__Aim of the task__
Using the data below, copy each line that includes the word "card".

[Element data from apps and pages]
────

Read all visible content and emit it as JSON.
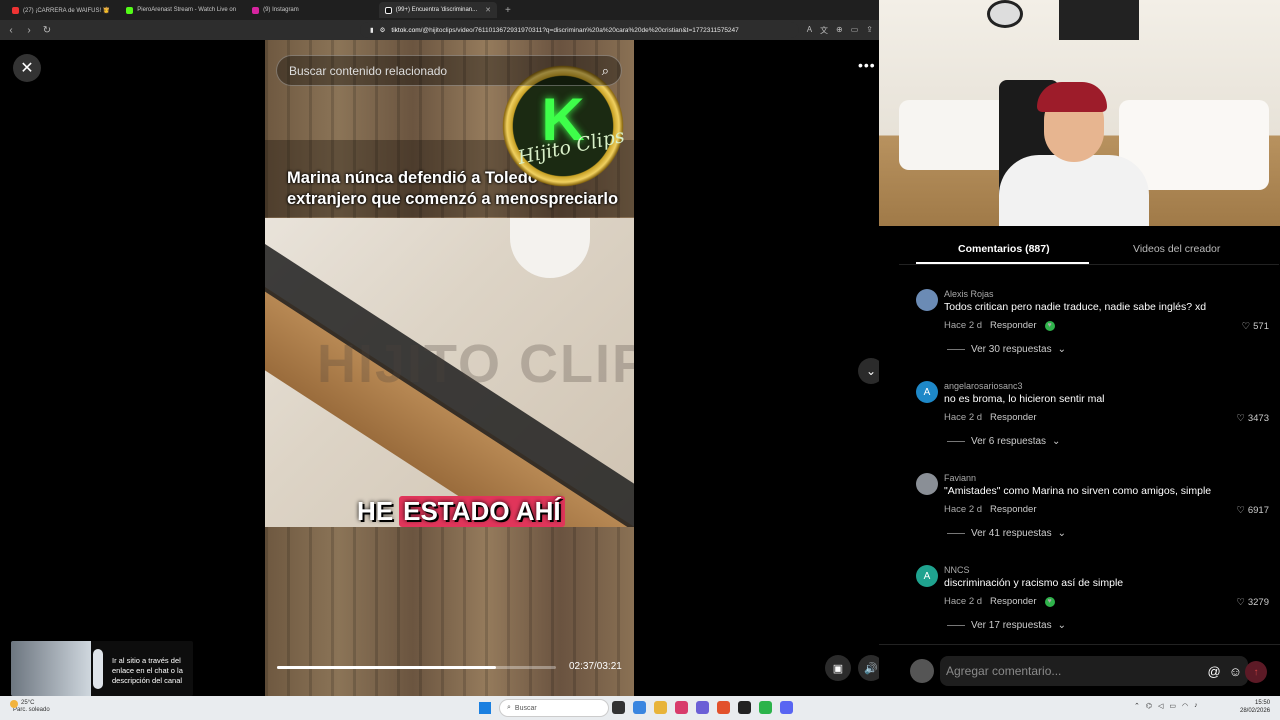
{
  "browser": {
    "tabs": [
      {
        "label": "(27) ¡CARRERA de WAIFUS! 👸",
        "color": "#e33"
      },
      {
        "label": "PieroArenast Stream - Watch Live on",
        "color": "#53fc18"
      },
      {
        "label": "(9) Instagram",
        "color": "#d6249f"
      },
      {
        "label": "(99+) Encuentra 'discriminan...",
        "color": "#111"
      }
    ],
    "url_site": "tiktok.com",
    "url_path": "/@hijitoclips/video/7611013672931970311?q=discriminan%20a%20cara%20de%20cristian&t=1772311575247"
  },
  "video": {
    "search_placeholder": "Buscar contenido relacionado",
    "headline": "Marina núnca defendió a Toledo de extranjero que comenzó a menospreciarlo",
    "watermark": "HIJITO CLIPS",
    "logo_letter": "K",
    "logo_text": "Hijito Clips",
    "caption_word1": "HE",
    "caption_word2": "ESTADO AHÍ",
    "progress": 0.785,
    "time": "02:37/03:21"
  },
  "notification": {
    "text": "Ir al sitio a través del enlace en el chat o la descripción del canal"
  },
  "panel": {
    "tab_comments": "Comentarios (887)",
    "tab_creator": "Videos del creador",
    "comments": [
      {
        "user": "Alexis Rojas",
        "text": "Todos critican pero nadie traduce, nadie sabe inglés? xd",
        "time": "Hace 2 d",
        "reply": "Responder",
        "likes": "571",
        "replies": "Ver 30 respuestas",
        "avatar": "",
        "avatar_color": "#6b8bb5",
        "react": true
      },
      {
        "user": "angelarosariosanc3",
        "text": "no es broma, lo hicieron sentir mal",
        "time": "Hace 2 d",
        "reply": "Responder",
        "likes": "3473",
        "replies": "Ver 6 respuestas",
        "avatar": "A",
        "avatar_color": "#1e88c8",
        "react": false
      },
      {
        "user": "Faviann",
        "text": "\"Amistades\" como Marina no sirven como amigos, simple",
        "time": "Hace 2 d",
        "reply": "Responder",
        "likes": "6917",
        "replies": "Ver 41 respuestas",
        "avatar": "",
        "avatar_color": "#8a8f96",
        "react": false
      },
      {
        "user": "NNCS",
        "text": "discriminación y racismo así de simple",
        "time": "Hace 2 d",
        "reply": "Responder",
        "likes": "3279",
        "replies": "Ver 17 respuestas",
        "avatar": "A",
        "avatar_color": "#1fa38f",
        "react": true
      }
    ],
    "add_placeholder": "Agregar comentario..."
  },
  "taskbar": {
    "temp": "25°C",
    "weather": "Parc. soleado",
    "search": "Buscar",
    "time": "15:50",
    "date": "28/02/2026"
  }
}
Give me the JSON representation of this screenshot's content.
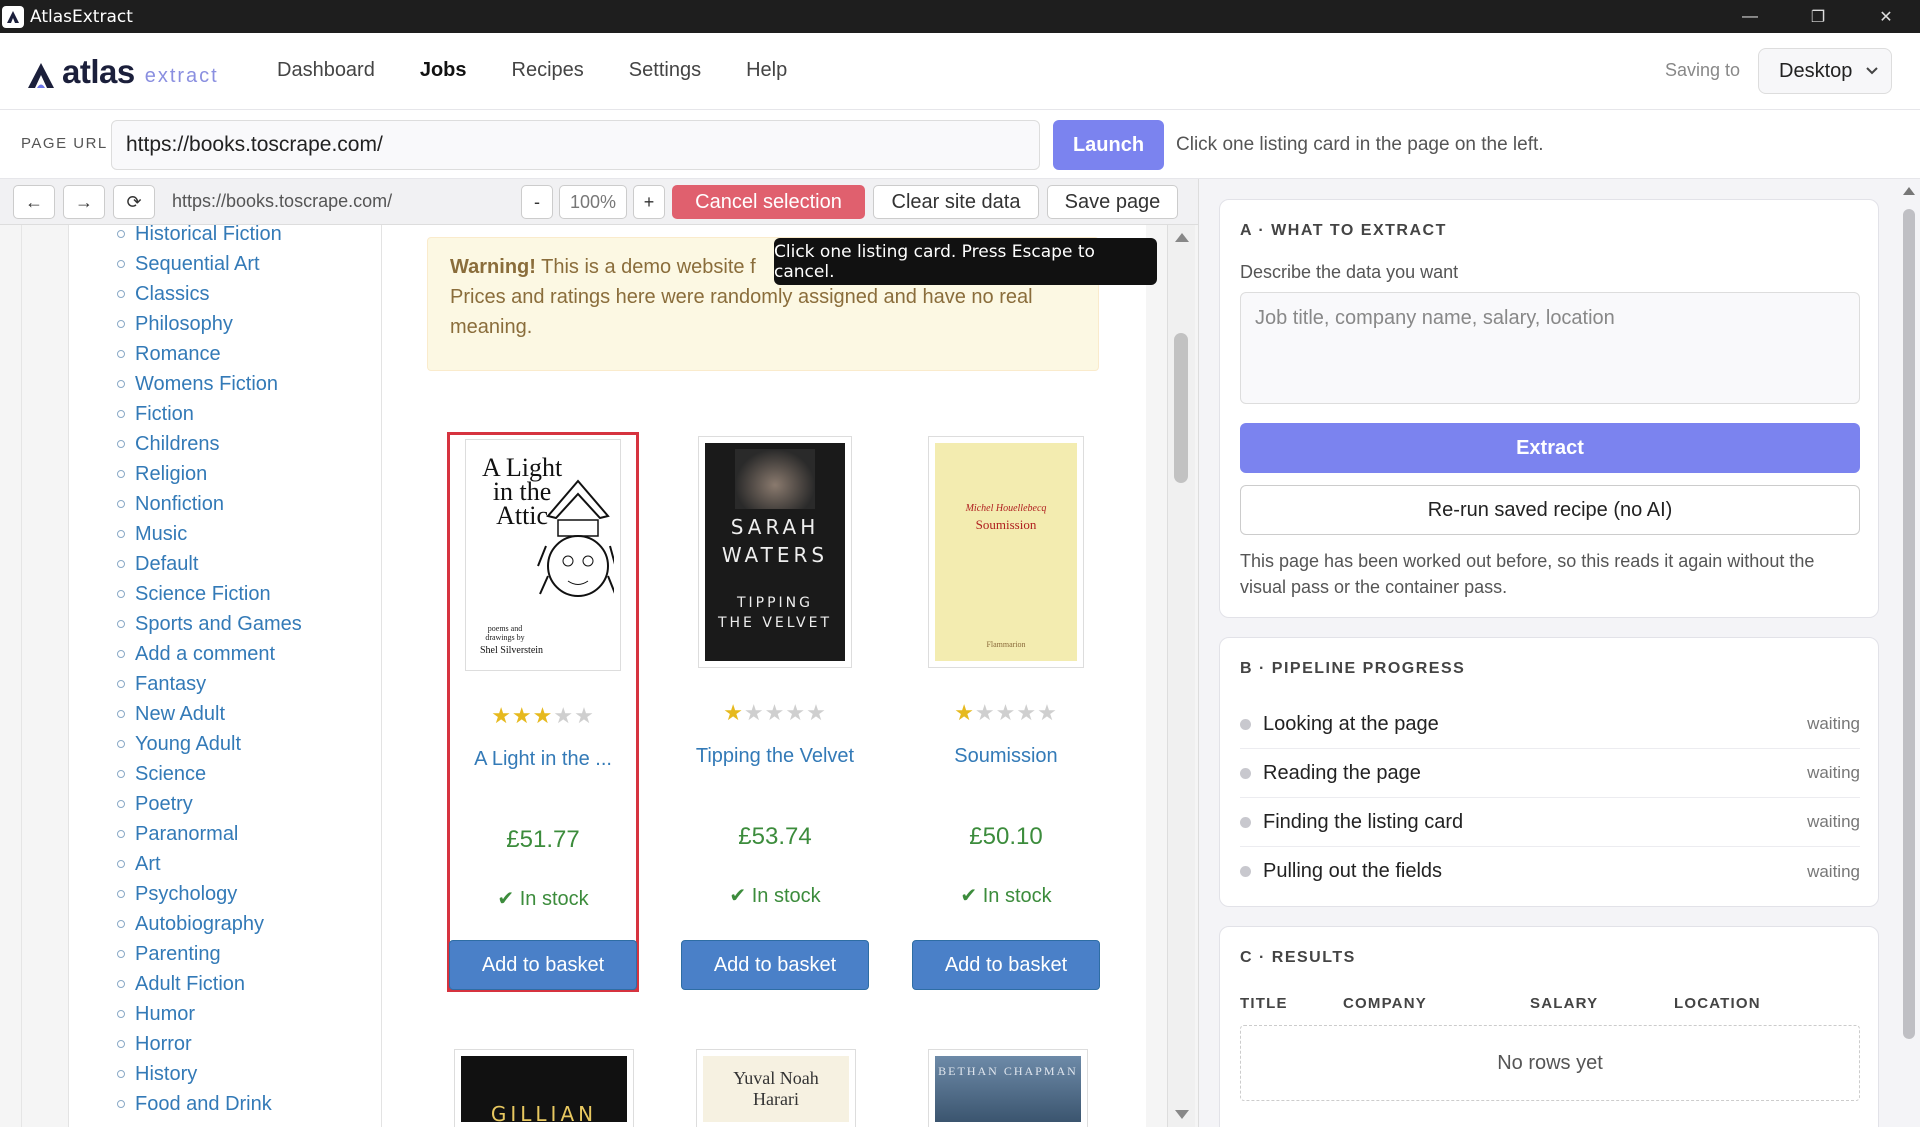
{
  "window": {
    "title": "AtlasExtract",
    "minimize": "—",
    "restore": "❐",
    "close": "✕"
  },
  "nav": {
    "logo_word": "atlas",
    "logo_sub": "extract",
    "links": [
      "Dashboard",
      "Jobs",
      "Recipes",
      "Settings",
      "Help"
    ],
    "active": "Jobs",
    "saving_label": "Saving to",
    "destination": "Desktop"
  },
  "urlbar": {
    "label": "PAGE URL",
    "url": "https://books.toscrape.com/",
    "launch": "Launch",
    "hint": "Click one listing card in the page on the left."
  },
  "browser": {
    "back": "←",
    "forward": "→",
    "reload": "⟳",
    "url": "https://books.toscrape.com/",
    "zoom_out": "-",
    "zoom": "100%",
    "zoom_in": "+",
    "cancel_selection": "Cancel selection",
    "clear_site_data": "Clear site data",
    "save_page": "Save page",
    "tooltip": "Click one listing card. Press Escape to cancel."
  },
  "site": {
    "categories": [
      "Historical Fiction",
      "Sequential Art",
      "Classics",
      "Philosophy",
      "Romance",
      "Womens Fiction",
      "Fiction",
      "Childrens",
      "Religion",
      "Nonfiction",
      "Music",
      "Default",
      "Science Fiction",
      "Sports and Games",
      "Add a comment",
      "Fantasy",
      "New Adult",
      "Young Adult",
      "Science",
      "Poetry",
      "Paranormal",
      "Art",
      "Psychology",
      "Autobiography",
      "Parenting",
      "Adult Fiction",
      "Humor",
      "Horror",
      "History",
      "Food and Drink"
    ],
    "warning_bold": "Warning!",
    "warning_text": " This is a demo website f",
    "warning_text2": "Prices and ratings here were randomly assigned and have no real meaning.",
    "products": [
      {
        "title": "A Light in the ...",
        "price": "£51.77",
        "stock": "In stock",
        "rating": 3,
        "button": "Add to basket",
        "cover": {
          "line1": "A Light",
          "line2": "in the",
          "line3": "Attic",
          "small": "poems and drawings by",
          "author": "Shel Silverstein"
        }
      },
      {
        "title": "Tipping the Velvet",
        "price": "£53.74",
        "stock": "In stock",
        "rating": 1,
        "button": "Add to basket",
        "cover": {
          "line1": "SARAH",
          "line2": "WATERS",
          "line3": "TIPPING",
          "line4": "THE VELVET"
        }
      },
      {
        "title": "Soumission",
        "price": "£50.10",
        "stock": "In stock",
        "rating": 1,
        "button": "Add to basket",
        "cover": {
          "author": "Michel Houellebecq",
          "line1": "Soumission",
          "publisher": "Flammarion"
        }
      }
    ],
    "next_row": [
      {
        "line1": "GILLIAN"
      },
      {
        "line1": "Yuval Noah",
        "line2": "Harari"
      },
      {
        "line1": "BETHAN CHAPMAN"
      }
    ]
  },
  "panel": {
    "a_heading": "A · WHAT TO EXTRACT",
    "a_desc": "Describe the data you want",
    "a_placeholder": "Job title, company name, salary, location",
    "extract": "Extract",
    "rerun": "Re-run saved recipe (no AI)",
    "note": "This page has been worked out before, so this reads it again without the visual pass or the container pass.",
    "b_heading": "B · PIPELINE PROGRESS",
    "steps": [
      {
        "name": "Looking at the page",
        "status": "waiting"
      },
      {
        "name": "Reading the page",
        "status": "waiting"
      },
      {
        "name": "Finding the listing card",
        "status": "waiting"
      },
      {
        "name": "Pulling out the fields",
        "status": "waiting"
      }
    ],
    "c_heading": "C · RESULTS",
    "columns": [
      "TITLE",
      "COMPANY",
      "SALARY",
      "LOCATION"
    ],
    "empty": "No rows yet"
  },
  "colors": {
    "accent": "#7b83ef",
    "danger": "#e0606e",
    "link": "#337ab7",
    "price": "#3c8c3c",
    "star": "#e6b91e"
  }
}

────

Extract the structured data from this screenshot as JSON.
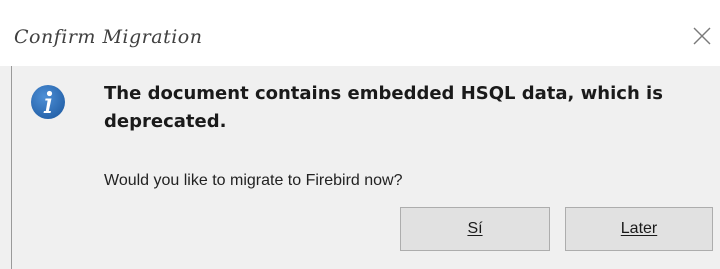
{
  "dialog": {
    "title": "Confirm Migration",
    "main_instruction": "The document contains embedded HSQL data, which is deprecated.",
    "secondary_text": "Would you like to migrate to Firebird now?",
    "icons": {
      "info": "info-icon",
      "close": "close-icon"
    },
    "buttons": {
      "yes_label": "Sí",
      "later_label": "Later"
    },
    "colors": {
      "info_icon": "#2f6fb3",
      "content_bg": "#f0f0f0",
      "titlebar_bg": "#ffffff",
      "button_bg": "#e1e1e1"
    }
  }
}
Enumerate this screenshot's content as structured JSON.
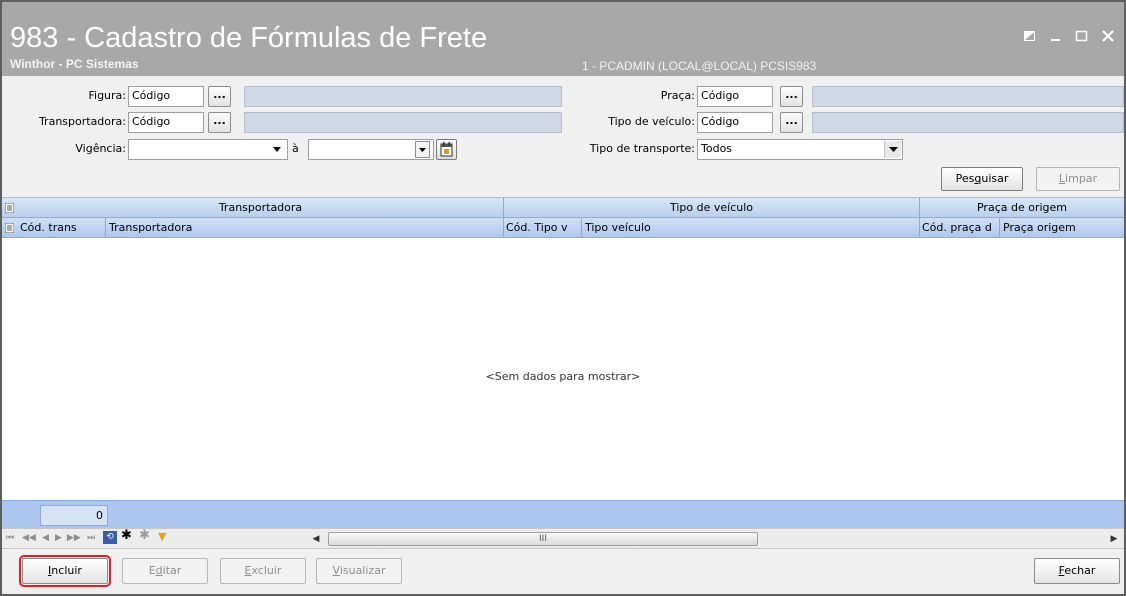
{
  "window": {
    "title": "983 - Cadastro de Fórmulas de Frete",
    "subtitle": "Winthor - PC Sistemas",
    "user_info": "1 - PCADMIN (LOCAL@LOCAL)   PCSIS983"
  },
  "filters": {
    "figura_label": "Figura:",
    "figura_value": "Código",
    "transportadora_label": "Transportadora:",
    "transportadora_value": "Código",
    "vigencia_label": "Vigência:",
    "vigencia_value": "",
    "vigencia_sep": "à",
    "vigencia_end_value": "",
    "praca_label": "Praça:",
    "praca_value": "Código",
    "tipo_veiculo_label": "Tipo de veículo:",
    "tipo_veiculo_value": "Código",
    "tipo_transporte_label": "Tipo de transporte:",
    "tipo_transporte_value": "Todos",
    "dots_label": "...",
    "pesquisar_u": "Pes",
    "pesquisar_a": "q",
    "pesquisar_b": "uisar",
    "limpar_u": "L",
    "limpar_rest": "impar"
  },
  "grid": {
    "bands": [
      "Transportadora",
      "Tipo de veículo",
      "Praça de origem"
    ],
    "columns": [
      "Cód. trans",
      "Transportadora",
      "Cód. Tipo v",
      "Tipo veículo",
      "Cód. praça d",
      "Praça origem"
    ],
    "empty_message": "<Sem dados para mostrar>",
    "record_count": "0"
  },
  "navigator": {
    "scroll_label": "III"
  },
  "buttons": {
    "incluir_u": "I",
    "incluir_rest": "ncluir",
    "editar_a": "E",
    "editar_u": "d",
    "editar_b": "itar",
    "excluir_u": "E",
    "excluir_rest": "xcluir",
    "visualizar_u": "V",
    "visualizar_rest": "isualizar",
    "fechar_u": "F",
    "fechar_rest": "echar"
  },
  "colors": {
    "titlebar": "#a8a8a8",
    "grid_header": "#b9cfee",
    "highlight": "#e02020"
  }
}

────

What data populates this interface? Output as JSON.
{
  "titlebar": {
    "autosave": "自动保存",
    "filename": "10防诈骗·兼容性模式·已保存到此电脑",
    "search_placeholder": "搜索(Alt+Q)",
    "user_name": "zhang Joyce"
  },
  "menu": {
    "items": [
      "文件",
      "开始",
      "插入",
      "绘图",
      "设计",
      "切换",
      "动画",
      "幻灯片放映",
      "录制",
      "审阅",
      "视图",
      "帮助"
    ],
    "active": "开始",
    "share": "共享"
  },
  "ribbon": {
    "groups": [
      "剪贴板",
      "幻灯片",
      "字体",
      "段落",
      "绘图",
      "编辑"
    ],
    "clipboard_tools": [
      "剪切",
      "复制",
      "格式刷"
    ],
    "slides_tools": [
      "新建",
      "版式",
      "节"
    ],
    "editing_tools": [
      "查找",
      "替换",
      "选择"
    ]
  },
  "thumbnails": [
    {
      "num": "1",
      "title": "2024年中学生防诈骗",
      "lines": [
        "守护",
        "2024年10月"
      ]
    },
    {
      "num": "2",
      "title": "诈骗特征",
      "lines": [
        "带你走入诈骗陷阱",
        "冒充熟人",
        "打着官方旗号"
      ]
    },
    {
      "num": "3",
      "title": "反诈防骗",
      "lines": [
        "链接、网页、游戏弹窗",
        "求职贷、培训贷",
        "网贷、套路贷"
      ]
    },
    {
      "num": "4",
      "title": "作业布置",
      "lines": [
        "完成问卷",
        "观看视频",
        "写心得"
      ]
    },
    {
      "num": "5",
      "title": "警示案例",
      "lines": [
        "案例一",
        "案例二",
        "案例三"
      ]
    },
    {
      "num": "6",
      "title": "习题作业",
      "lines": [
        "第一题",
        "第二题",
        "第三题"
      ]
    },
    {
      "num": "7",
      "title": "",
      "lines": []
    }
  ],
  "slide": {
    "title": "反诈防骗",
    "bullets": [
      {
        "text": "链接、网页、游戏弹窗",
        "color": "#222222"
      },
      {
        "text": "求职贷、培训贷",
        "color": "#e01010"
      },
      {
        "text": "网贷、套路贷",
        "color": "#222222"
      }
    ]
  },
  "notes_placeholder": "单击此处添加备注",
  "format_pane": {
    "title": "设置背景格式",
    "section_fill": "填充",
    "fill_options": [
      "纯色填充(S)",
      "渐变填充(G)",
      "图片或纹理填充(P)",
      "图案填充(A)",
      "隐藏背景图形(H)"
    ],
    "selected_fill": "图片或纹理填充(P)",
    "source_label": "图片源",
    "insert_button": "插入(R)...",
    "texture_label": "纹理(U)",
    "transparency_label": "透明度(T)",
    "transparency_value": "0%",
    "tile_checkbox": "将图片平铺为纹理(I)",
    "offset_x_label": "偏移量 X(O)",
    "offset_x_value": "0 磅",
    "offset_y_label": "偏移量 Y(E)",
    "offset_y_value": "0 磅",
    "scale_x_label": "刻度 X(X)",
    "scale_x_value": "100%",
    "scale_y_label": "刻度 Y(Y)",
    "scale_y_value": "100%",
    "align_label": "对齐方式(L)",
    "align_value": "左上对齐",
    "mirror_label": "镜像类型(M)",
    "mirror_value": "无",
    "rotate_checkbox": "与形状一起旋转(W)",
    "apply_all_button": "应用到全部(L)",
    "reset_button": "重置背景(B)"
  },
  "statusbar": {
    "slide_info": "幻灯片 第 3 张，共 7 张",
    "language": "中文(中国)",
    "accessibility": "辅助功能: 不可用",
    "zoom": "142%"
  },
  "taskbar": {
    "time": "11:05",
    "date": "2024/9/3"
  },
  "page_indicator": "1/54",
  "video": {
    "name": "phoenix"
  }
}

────

__Your solution__
    "hint": "Click one listing card in the page on the left."
    "tooltip": "Click one listing card. Press Escape to cancel."
        "name": "Finding the listing card",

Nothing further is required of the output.